“Ultimately, tone is part of what reflects someone’s personal psyche,” muses Poullain. “There’s just something magical about a sound you can totally immerse yourself in, when you hear music that makes you want to eat it. It’s funny; different sounds have connotations with what decade they were recorded in. Like all the chorus they used back in the 80s, you hear it back now and think that’s not actually the most pleasant sound. As you get older, you get more into the Marvin Gaye stuff. Not just James Jamerson, but the other guys too… that sound is so warm and beautiful. But when you’re younger, warmth doesn’t matter so much, does it? Especially in my 20s, I was more into colder, harsher stuff. I liked the punk guys.”
That punk influence is perhaps most prominent on the Last Of My Kind album’s closing track Conquerors, which features Poullain on lead vocals (“We have this thing of daring each other into mischief; my gauntlet was to sing a belter, despite having the weakest voice in the band”) - still the only track in their career to be recorded without their frontman’s trademark siren.
Many moons ago, while the brothers Hawkins were instigating their own classic rock worship and honing the skills that would turn them into the Young brothers for a younger generation, their bassist looked to the post-punk sounds of Thatcher’s Britain - a wave that included the Smiths, the Cure and Echo & The Bunnymen - for inspiration. Life was very different back then, says Poullain.
“I read Charles Bukowski and Henry Miller books and took acid,” he shrugs before humbly admitting, “I’m not informed or anything, because I was a chancer then and I’m a chancer now. I guess literature can make you realise nothing matters and free your mind, like all good art should do. Academia can get a little too structured.”
He pauses for a moment and savours his final sip of Rioja. “At one point I was dealing drugs with my father and brother, getting stuff from the Caribbean and selling it in London,” continues Poullain. “Money like that runs out quickly - if it comes easily, it goes easily. But that’s how I bought my first guitar. Funnily enough, my dad - who was in the BBC Concert Orchestra and formed the Edinburgh Quartet - once referred to me as ‘a gifted scholar who threw it all away to make music for morons’ in an email to my brother. Ha ha!”
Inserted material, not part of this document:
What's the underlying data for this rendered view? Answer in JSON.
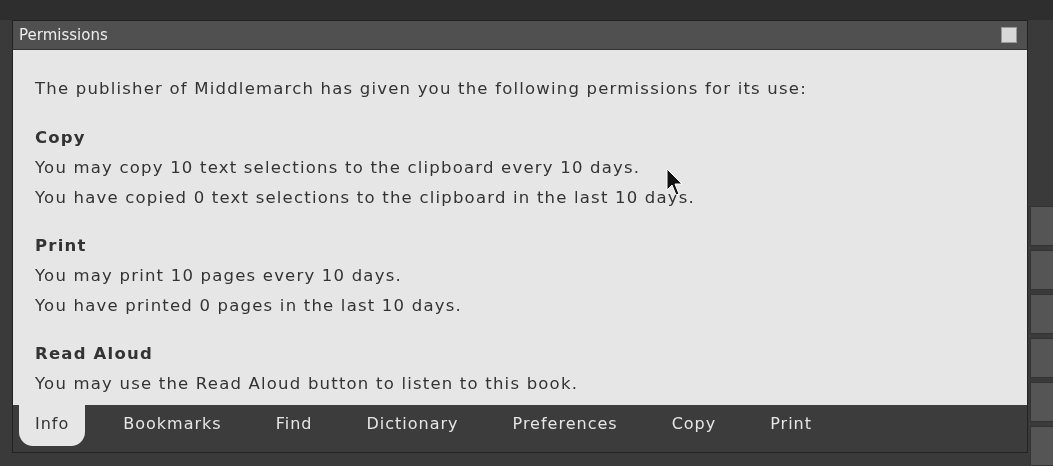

He adds: “So after all that, I had to figure out how to survive in Camden, signing on and doing cash-in-hand work. I had some horrific ones. The worst I had was at Citibank on the Strand, I was the teaboy for six floors - pushing a trolley around, wearing a bow-tie, offering sandwiches, tea and coffee to everyone. Music changed that. Doing things that aren’t necessarily a good idea also allow you to make mistakes and learn from them. If you cram as many mistakes as you can into your 20s, then your 30s and 40s will be a whole lot easier... Potentially!”
It’s hard to tell if he’s joking. After all, the next outing for ‘The Brown Bastard’ on home soil will be an arena run as main support to an A-list supergroup, the Hollywood Vampires, whose line-up includes one of the world’s most recognisable film stars, Johnny Depp. You get the feeling it won’t be the first time Frankie’s gone to Hollywood, nor will it be the last…